Interview with a former mentee, Cristina Moniz

At the start of one’s career, it’s important to have someone to look up to; someone who can guide you and help you make well informed decisions about your career. And as a business owner, I didn’t want to simply employ staff. I wanted to mentor young graduates who were keen to forge careers in digital marketing. In 2014, Cristina Moniz joined The Good Global Group as PR and Marketing Executive, and later progressed into the role of Manager. Her role was to sell and manage PR and social media campaigns for an array of clients from varied sectors, including property, law and the arts – just to name a few.

At her interview, it was evident that she was passionate about social media marketing and was keen to develop her skills, as well as learning more about the process of running a business. It was the perfect opportunity to take her on as my mentee and share all my professional experiences with her, including my successes and failures.

On International Women’s Day, I had the pleasure of interviewing Cristina about what she learnt through my mentorship.

Cristina, what attracted you to a career in digital marketing?

At university, I studied an English Literature degree and after my first year, I couldn’t fathom what I wanted to do career wise. I knew I wanted to try out publishing, so in the summer of 2013, I did several internships at Penguin Random House, John Blake and Endeavour Press. And this was the first time I was introduced to social media marketing. Obviously, I knew what social media was, but I had no idea that it could be used for business purposes. Naturally, I wanted to learn more and took the opportunity to observe other professionals within the field and develop new skills. However, the internships were relatively short, so there was a limit on what I could learn. When I graduated in 2014, I stumbled across a PR and Marketing Executive role at The Good Global Group and knew it was a good opportunity for me to develop my digital marketing skills. A few weeks into the role, and I had fallen completely in love with social media marketing and what it could do for businesses.  

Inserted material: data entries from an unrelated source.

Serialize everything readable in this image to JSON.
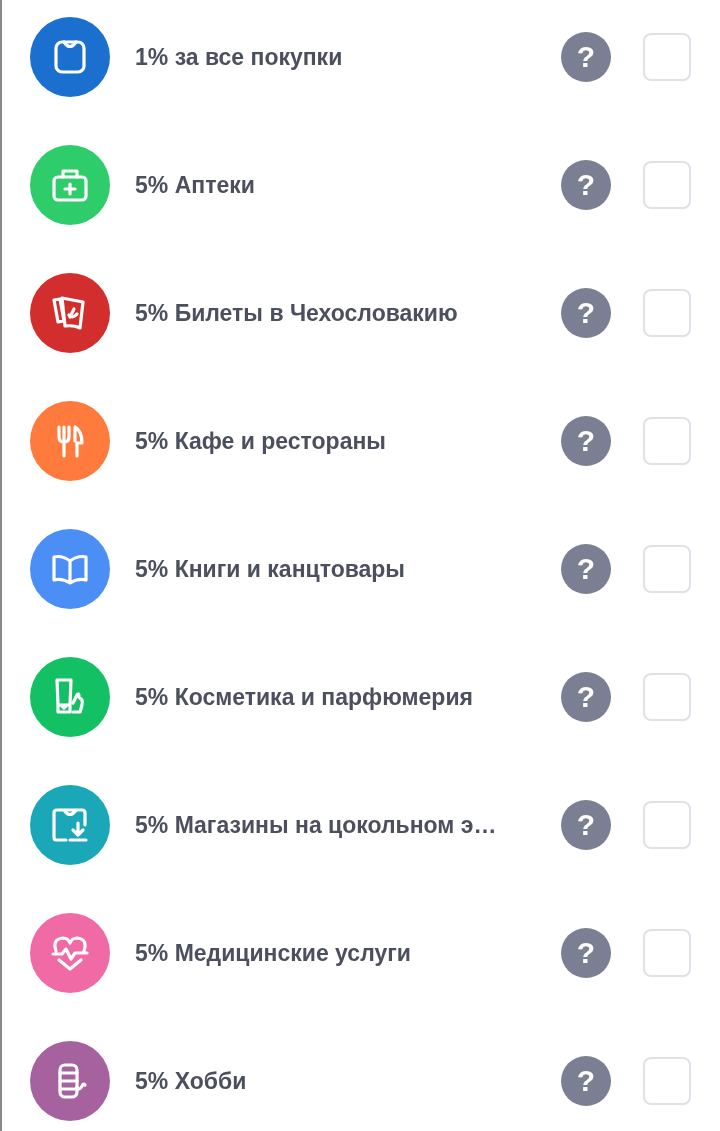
{
  "categories": [
    {
      "label": "1% за все покупки",
      "color": "#1b6fcf",
      "checked": false
    },
    {
      "label": "5% Аптеки",
      "color": "#2ecc6b",
      "checked": false
    },
    {
      "label": "5% Билеты в Чехословакию",
      "color": "#d22e2e",
      "checked": false
    },
    {
      "label": "5% Кафе и рестораны",
      "color": "#ff7a3d",
      "checked": false
    },
    {
      "label": "5% Книги и канцтовары",
      "color": "#4b8ef5",
      "checked": false
    },
    {
      "label": "5% Косметика и парфюмерия",
      "color": "#14c064",
      "checked": false
    },
    {
      "label": "5% Магазины на цокольном э…",
      "color": "#1aa7b8",
      "checked": false
    },
    {
      "label": "5% Медицинские услуги",
      "color": "#f06aa6",
      "checked": false
    },
    {
      "label": "5% Хобби",
      "color": "#a5629f",
      "checked": false
    }
  ],
  "help_mark": "?"
}
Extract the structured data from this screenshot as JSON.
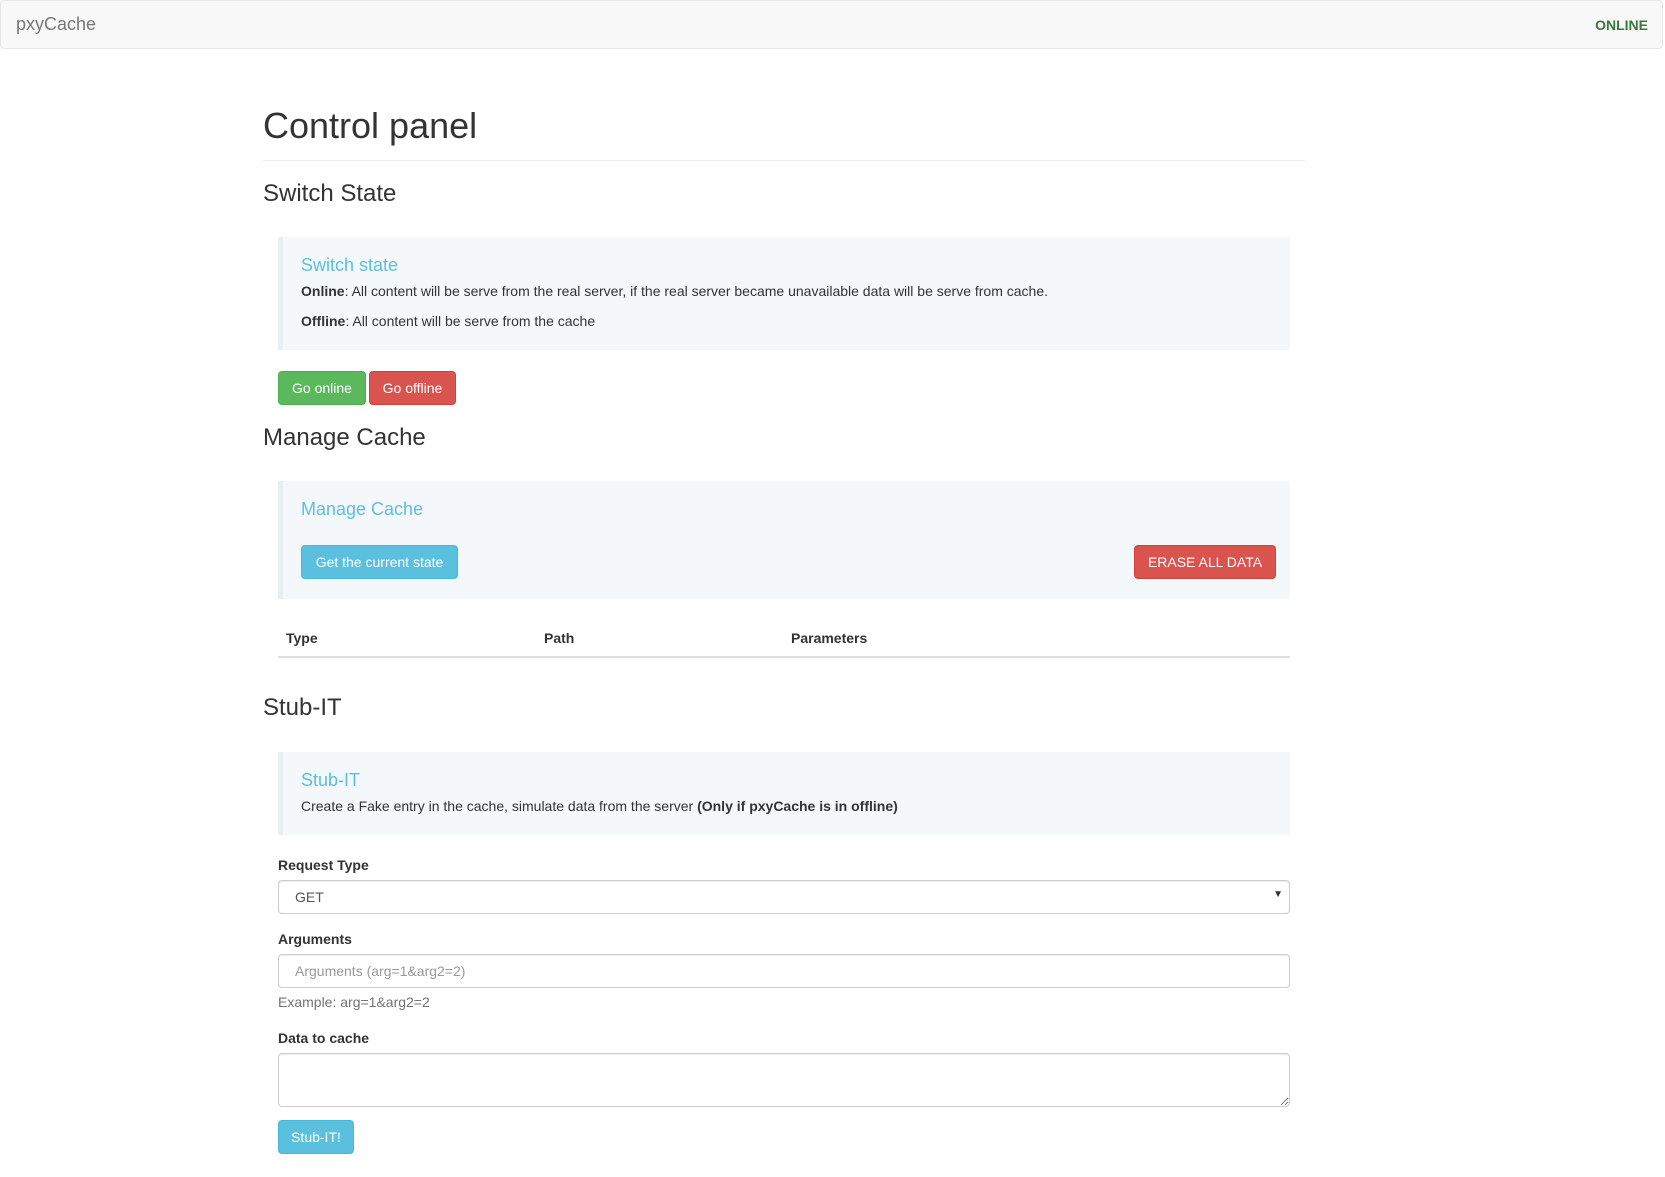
{
  "navbar": {
    "brand": "pxyCache",
    "status": "ONLINE",
    "status_color": "#3c763d"
  },
  "page": {
    "title": "Control panel"
  },
  "switch_state": {
    "heading": "Switch State",
    "callout_title": "Switch state",
    "online_label": "Online",
    "online_text": ": All content will be serve from the real server, if the real server became unavailable data will be serve from cache.",
    "offline_label": "Offline",
    "offline_text": ": All content will be serve from the cache",
    "go_online_label": "Go online",
    "go_offline_label": "Go offline"
  },
  "manage_cache": {
    "heading": "Manage Cache",
    "callout_title": "Manage Cache",
    "get_state_label": "Get the current state",
    "erase_label": "ERASE ALL DATA",
    "table": {
      "columns": [
        "Type",
        "Path",
        "Parameters"
      ],
      "rows": []
    }
  },
  "stub_it": {
    "heading": "Stub-IT",
    "callout_title": "Stub-IT",
    "description": "Create a Fake entry in the cache, simulate data from the server ",
    "description_bold": "(Only if pxyCache is in offline)",
    "request_type_label": "Request Type",
    "request_type_value": "GET",
    "arguments_label": "Arguments",
    "arguments_placeholder": "Arguments (arg=1&arg2=2)",
    "arguments_value": "",
    "arguments_help": "Example: arg=1&arg2=2",
    "data_label": "Data to cache",
    "data_value": "",
    "submit_label": "Stub-IT!"
  },
  "colors": {
    "success": "#5cb85c",
    "danger": "#d9534f",
    "info": "#5bc0de",
    "callout_bg": "#f4f8fa"
  }
}
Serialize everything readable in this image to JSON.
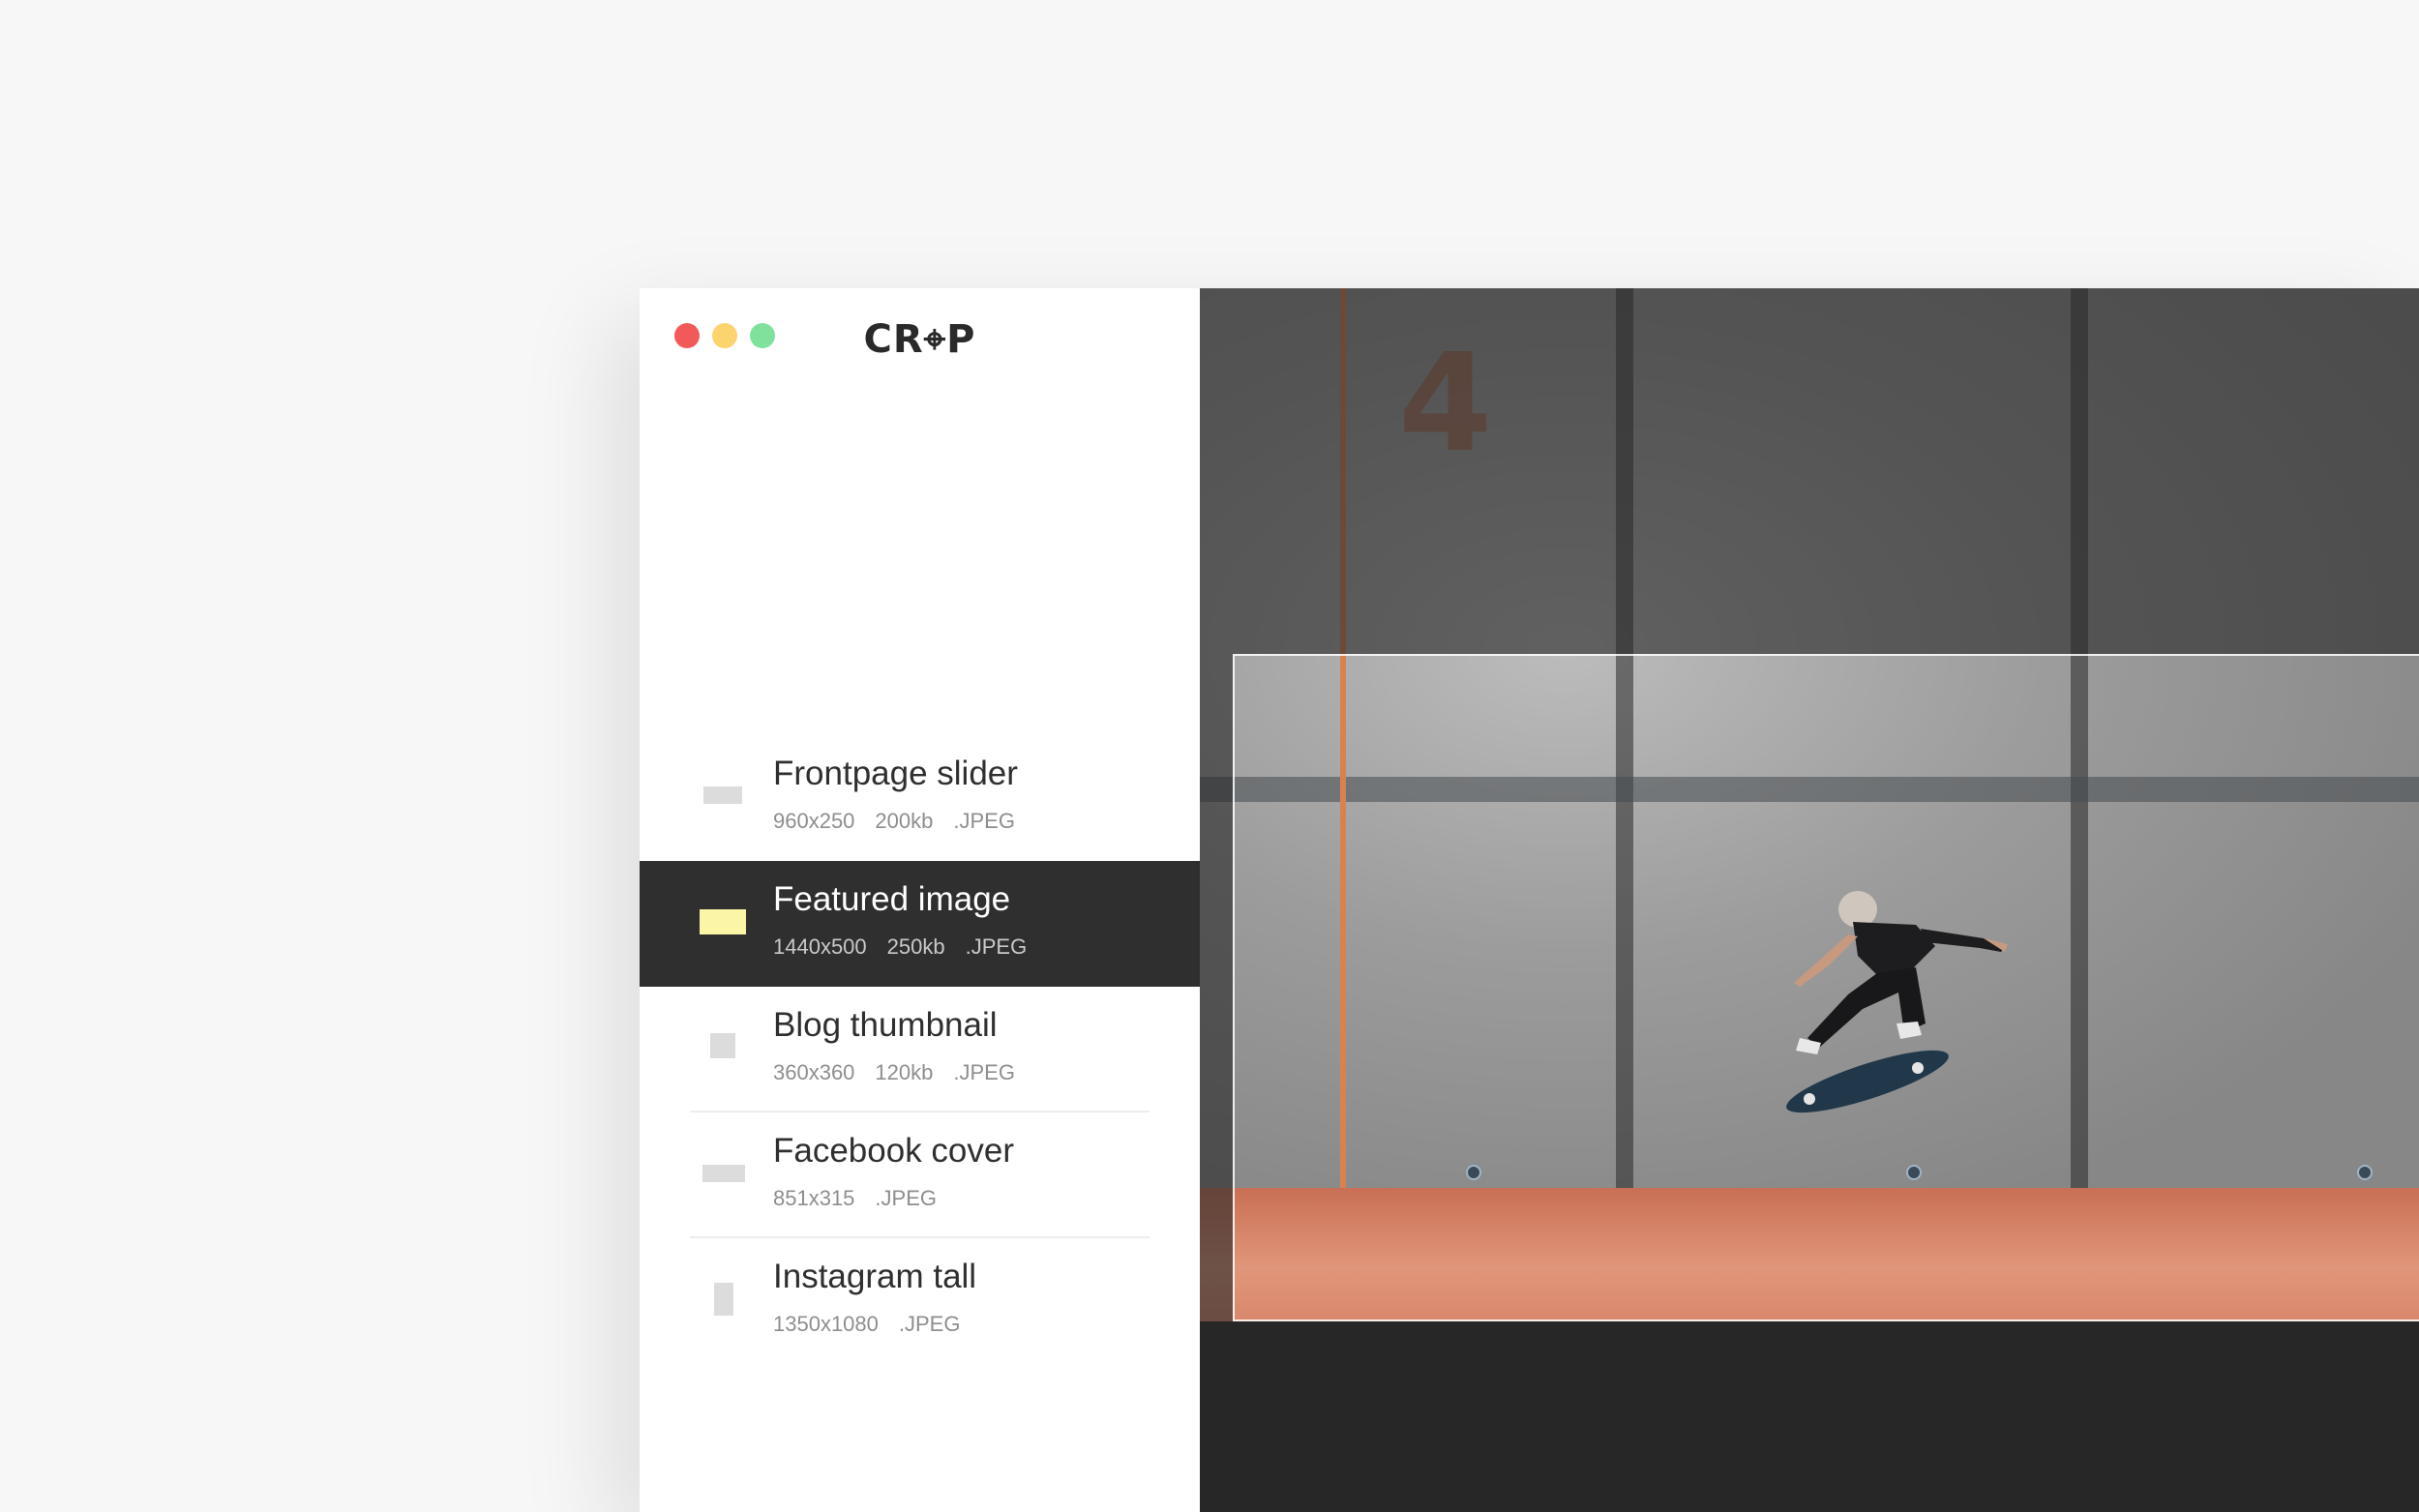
{
  "app": {
    "logo": "CR⌖P"
  },
  "window_controls": {
    "close_icon": "red-dot",
    "minimize_icon": "yellow-dot",
    "maximize_icon": "green-dot"
  },
  "sizes": [
    {
      "name": "Frontpage slider",
      "dimensions": "960x250",
      "filesize": "200kb",
      "format": ".JPEG",
      "active": false
    },
    {
      "name": "Featured image",
      "dimensions": "1440x500",
      "filesize": "250kb",
      "format": ".JPEG",
      "active": true
    },
    {
      "name": "Blog thumbnail",
      "dimensions": "360x360",
      "filesize": "120kb",
      "format": ".JPEG",
      "active": false
    },
    {
      "name": "Facebook cover",
      "dimensions": "851x315",
      "filesize": "",
      "format": ".JPEG",
      "active": false
    },
    {
      "name": "Instagram tall",
      "dimensions": "1350x1080",
      "filesize": "",
      "format": ".JPEG",
      "active": false
    }
  ],
  "canvas": {
    "wall_number": "4"
  },
  "colors": {
    "active_row": "#2f2f2f",
    "active_thumb": "#fbf5a6",
    "thumb": "#dcdcdc",
    "canvas_bg": "#272727"
  }
}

How did you feel when I suggested that I could become your mentor?

I was so pleased, Rita. Often with first jobs, you’re expected to hit the ground running without any real guidance or support. Some employers think that because you have a degree, you’ll know how to do the job automatically – and that’s often not the case. With you, you sat me down and talked me through the process and the purpose of the job. Shadowing you for those first few days was a real learning curve – it taught me the vital skills that I needed to succeed in the job.

What were you hoping to gain from my mentorship?

For me, I didn’t want to be mentored for a few days and then left to my own devices. Digital Marketing was still fairly new to me and it was going to take me a while to cultivate all the necessary skills to succeed in the job. I wanted someone who was going to invest the time to nurture me within the role and support me with any important decisions that needed to be made. And that’s exactly what you did, Rita. You mentored me for a good portion of time, and it taught me all that I needed to know, and more.

What was your experience of my mentoring? Did you see any benefits?

Hearing you share your experiences and expertise, including your successes and failures really struck a chord with me. It taught me that you can’t have success without failure, and making mistakes is all part of the process of learning. And that gave me the boost to do my job confidently – knowing that you were there to guide me through the good and the bad.  Had you not mentored me the way that you did, I believe that I would have failed at the job and not found as much fulfilment. For me, it was important to have you there to share my strengths as well as my struggles – because that’s how I learnt and got better at my job. You were kind, patient, thoughtful and professional throughout the whole process, and I couldn’t have found a better mentor than you.

Do you have any advice for other graduates looking for a mentor?

Find someone whose values align with yours and will invest the time to help you become the best that you can be at your job. It’s also important to remember that it’s a marathon, not a sprint. Expertise in any field comes with time and experience; it’s not a process that should be rushed; it’s a process that should be nurtured. Having the right mentor can be life-changing, like it was for me. If I didn’t have Rita’s guidance and support in those early days, I wouldn’t have become the professional that I am today.